What I mean is “what does this do for me?” I think it comes down to being in the moment. In my day-to-day life, I’m a bit of a perfectionist and an over-thinker. I think that, in a strange way, being cast into this role is a wonderful way of releasing myself to be present in the moment – to at least come closer to being a totally sexual being for a little while.

It’s also exciting to feel like my partner is losing his everyday persona for a while as well. To have a normally respectful, intelligent nice guy let loose with a barrage of vulgar terms like that – well, it makes me feel perversely powerful and extremely sexy.

What about you? Do you like this kind of language – why or why not?

My porn boyfriend, James Deen (NSFW/your grandma’s house)

5 Jun

This feminist has a crush on a porn star, and his name is James Deen. Some of you are probably already nodding your heads.

I’m putting the rest of this behind the cut, since it’s long and has some sexy images. Yep, I’m basically pretending this blog is a dirty tumblr.
Continue reading

Good Girl

30 Mar

“Good girl.”

I don’t think there’s anything that captures my mixed feelings about submission like that phrase. There’s so much in there.  Continue reading

“Feminist dudes”

23 Mar
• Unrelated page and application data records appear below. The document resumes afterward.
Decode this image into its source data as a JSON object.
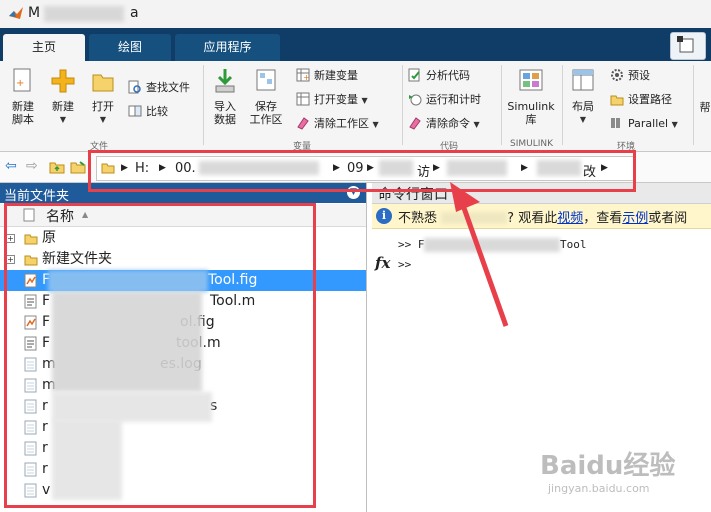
{
  "window": {
    "title_prefix": "M",
    "title_suffix": "a"
  },
  "tabs": [
    {
      "label": "主页",
      "active": true
    },
    {
      "label": "绘图",
      "active": false
    },
    {
      "label": "应用程序",
      "active": false
    }
  ],
  "ribbon": {
    "file": {
      "new_script": [
        "新建",
        "脚本"
      ],
      "new": "新建",
      "open": "打开",
      "find_files": "查找文件",
      "compare": "比较",
      "group_label": "文件"
    },
    "variable": {
      "import_data": [
        "导入",
        "数据"
      ],
      "save_workspace": [
        "保存",
        "工作区"
      ],
      "new_variable": "新建变量",
      "open_variable": "打开变量",
      "clear_workspace": "清除工作区",
      "group_label": "变量"
    },
    "code": {
      "analyze_code": "分析代码",
      "run_and_time": "运行和计时",
      "clear_commands": "清除命令",
      "group_label": "代码"
    },
    "simulink": {
      "label": [
        "Simulink",
        "库"
      ],
      "group_label": "SIMULINK"
    },
    "environment": {
      "layout": "布局",
      "preferences": "预设",
      "set_path": "设置路径",
      "parallel": "Parallel",
      "group_label": "环境"
    },
    "help_partial": "帮"
  },
  "address": {
    "drive": "H:",
    "seg1": "00.",
    "seg2": "09",
    "seg3_tail": "访",
    "seg5_tail": "改"
  },
  "current_folder": {
    "title": "当前文件夹",
    "column_name": "名称",
    "sort_glyph": "▲",
    "items": [
      {
        "prefix": "",
        "suffix": "原",
        "type": "folder",
        "expandable": true,
        "selected": false
      },
      {
        "prefix": "",
        "suffix": "新建文件夹",
        "type": "folder",
        "expandable": true,
        "selected": false
      },
      {
        "prefix": "F",
        "suffix": "Tool.fig",
        "type": "fig",
        "selected": true
      },
      {
        "prefix": "F",
        "suffix": "Tool.m",
        "type": "m",
        "selected": false
      },
      {
        "prefix": "F",
        "suffix": "ol.fig",
        "type": "fig",
        "selected": false
      },
      {
        "prefix": "F",
        "suffix": "tool.m",
        "type": "m",
        "selected": false
      },
      {
        "prefix": "m",
        "suffix": "es.log",
        "type": "log",
        "selected": false
      },
      {
        "prefix": "m",
        "suffix": "",
        "type": "file",
        "selected": false
      },
      {
        "prefix": "r",
        "suffix": "s",
        "type": "file",
        "selected": false
      },
      {
        "prefix": "r",
        "suffix": "",
        "type": "file",
        "selected": false
      },
      {
        "prefix": "r",
        "suffix": "",
        "type": "file",
        "selected": false
      },
      {
        "prefix": "r",
        "suffix": "",
        "type": "file",
        "selected": false
      },
      {
        "prefix": "v",
        "suffix": "",
        "type": "file",
        "selected": false
      }
    ]
  },
  "command_window": {
    "title": "命令行窗口",
    "info": {
      "prefix": "不熟悉",
      "q_tail": "? 观看此",
      "link_video": "视频",
      "mid": "，查看",
      "link_examples": "示例",
      "tail": "或者阅"
    },
    "prompt_history": ">> F",
    "history_tail": "Tool",
    "prompt_current": ">>",
    "fx": "fx"
  },
  "watermark": {
    "brand": "Baidu经验",
    "url": "jingyan.baidu.com"
  },
  "colors": {
    "accent_tab_bar": "#0f3d68",
    "panel_header": "#1f5a9b",
    "selection": "#3399ff",
    "annotation": "#e8404a"
  }
}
We were post-coital – or at least as post-coital as two people can be when the sex is over skype. But C had just coaxed me to a relevatory orgasm: me, naked on my hands and knees, fingers on my clit; he, fully clothed, instructing me to imagine his cock penetrating me, talking dirty to me (“Are you a dirty little whore? … Tell me”). We were in that lovely, intimate, slightly goofy space we occupied after our best sessions. I felt content, floaty, wrapped in my orgasmic glow. Continue reading